--- Provided information Enclosed Below ---
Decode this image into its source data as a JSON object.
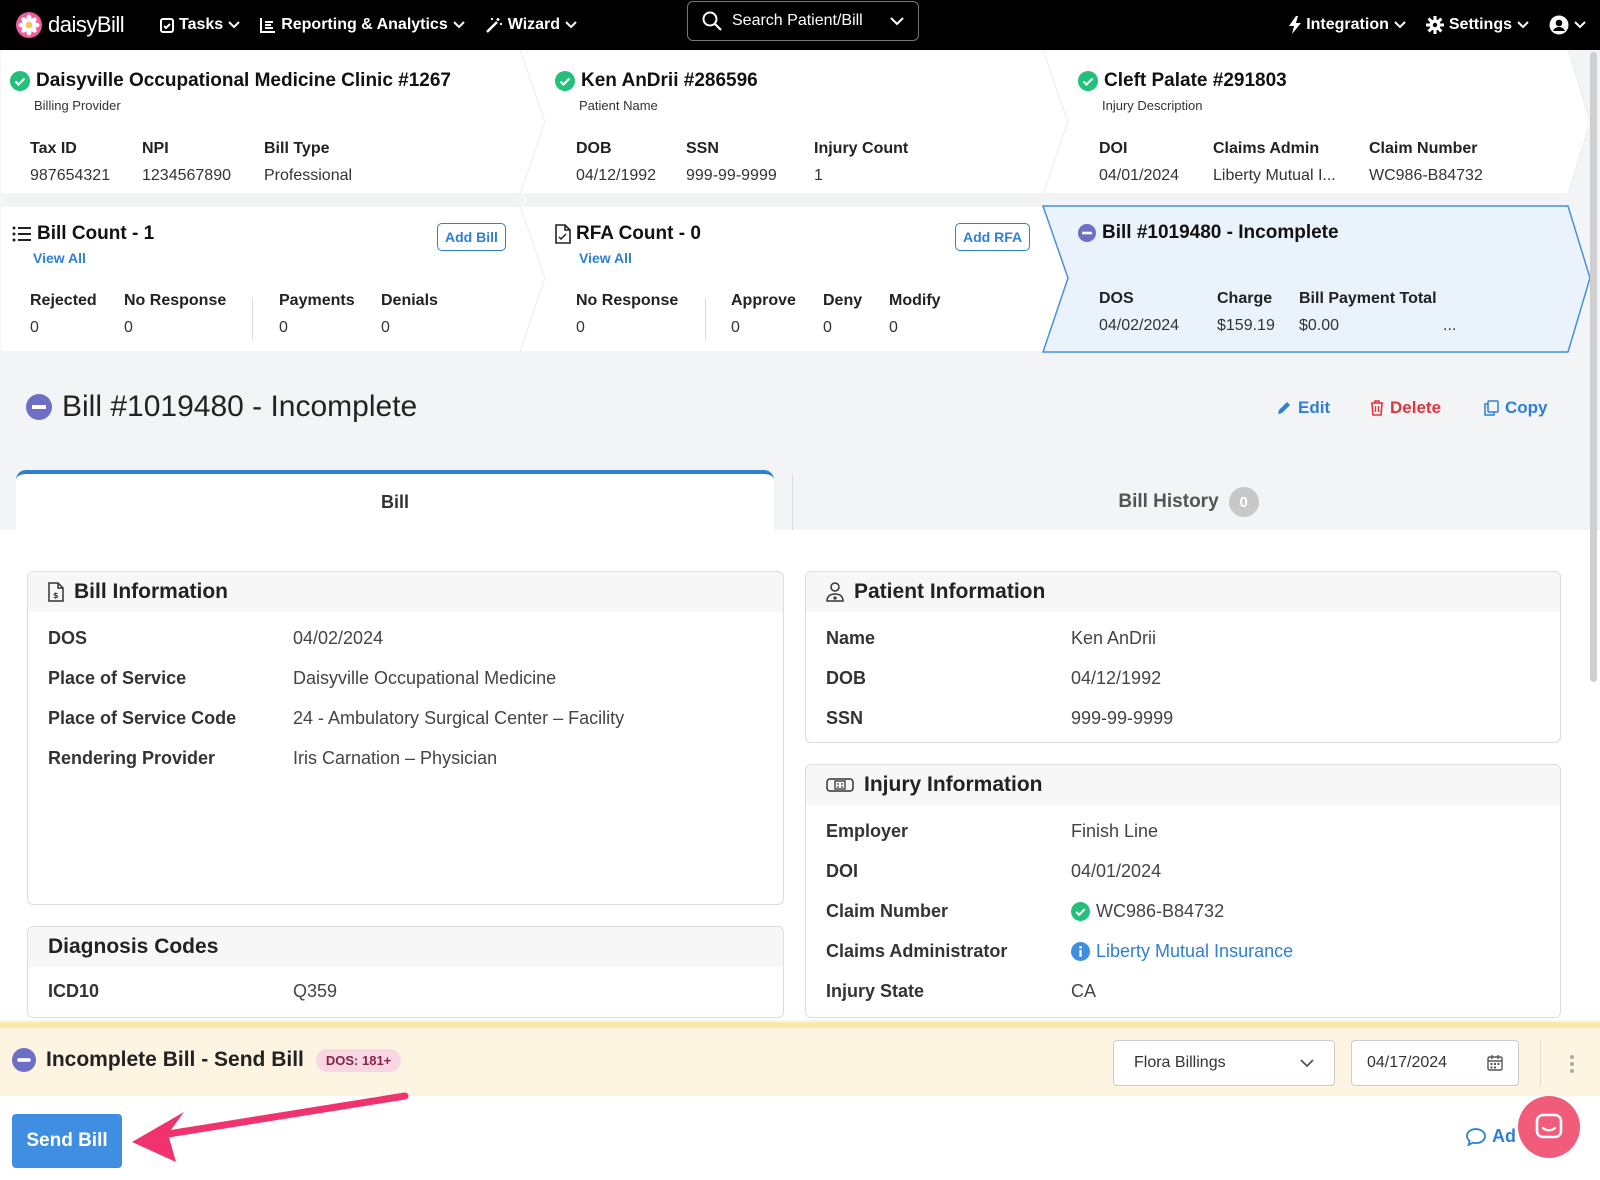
{
  "nav": {
    "logo": "daisyBill",
    "items": [
      {
        "label": "Tasks"
      },
      {
        "label": "Reporting & Analytics"
      },
      {
        "label": "Wizard"
      }
    ],
    "search_label": "Search Patient/Bill",
    "right": [
      {
        "label": "Integration"
      },
      {
        "label": "Settings"
      }
    ]
  },
  "billing_provider": {
    "title": "Daisyville Occupational Medicine Clinic #1267",
    "subtitle": "Billing Provider",
    "fields": [
      {
        "label": "Tax ID",
        "value": "987654321"
      },
      {
        "label": "NPI",
        "value": "1234567890"
      },
      {
        "label": "Bill Type",
        "value": "Professional"
      }
    ]
  },
  "patient_card": {
    "title": "Ken AnDrii #286596",
    "subtitle": "Patient Name",
    "fields": [
      {
        "label": "DOB",
        "value": "04/12/1992"
      },
      {
        "label": "SSN",
        "value": "999-99-9999"
      },
      {
        "label": "Injury Count",
        "value": "1"
      }
    ]
  },
  "injury_card": {
    "title": "Cleft Palate #291803",
    "subtitle": "Injury Description",
    "fields": [
      {
        "label": "DOI",
        "value": "04/01/2024"
      },
      {
        "label": "Claims Admin",
        "value": "Liberty Mutual I..."
      },
      {
        "label": "Claim Number",
        "value": "WC986-B84732"
      }
    ]
  },
  "bill_count": {
    "title": "Bill Count - 1",
    "view_all": "View All",
    "button": "Add Bill",
    "fields": [
      {
        "label": "Rejected",
        "value": "0"
      },
      {
        "label": "No Response",
        "value": "0"
      },
      {
        "label": "Payments",
        "value": "0"
      },
      {
        "label": "Denials",
        "value": "0"
      }
    ]
  },
  "rfa_count": {
    "title": "RFA Count - 0",
    "view_all": "View All",
    "button": "Add RFA",
    "fields": [
      {
        "label": "No Response",
        "value": "0"
      },
      {
        "label": "Approve",
        "value": "0"
      },
      {
        "label": "Deny",
        "value": "0"
      },
      {
        "label": "Modify",
        "value": "0"
      }
    ]
  },
  "bill_card": {
    "title": "Bill #1019480 - Incomplete",
    "fields": [
      {
        "label": "DOS",
        "value": "04/02/2024"
      },
      {
        "label": "Charge",
        "value": "$159.19"
      },
      {
        "label": "Bill Payment Total",
        "value": "$0.00"
      }
    ],
    "ellipsis": "..."
  },
  "bill_header": {
    "title": "Bill #1019480 - Incomplete",
    "actions": {
      "edit": "Edit",
      "delete": "Delete",
      "copy": "Copy"
    }
  },
  "tabs": {
    "bill": "Bill",
    "history": "Bill History",
    "history_count": "0"
  },
  "bill_info": {
    "title": "Bill Information",
    "rows": [
      {
        "label": "DOS",
        "value": "04/02/2024"
      },
      {
        "label": "Place of Service",
        "value": "Daisyville Occupational Medicine"
      },
      {
        "label": "Place of Service Code",
        "value": "24 - Ambulatory Surgical Center – Facility"
      },
      {
        "label": "Rendering Provider",
        "value": "Iris Carnation – Physician"
      }
    ]
  },
  "patient_info": {
    "title": "Patient Information",
    "rows": [
      {
        "label": "Name",
        "value": "Ken AnDrii"
      },
      {
        "label": "DOB",
        "value": "04/12/1992"
      },
      {
        "label": "SSN",
        "value": "999-99-9999"
      }
    ]
  },
  "injury_info": {
    "title": "Injury Information",
    "rows": [
      {
        "label": "Employer",
        "value": "Finish Line"
      },
      {
        "label": "DOI",
        "value": "04/01/2024"
      },
      {
        "label": "Claim Number",
        "value": "WC986-B84732"
      },
      {
        "label": "Claims Administrator",
        "value": "Liberty Mutual Insurance"
      },
      {
        "label": "Injury State",
        "value": "CA"
      }
    ]
  },
  "diagnosis": {
    "title": "Diagnosis Codes",
    "rows": [
      {
        "label": "ICD10",
        "value": "Q359"
      }
    ]
  },
  "send_bar": {
    "title": "Incomplete Bill - Send Bill",
    "badge": "DOS: 181+",
    "assignee": "Flora Billings",
    "date": "04/17/2024",
    "send_button": "Send Bill",
    "add_link": "Ad"
  },
  "colors": {
    "accent": "#2f7fd6",
    "success": "#22c07a",
    "incomplete": "#6c6fc5",
    "danger": "#e0343f",
    "arrow": "#f0336f"
  }
}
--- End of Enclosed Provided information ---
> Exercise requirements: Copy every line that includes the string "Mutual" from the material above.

> Response to the task:
        "value": "Liberty Mutual I..."
        "value": "Liberty Mutual Insurance"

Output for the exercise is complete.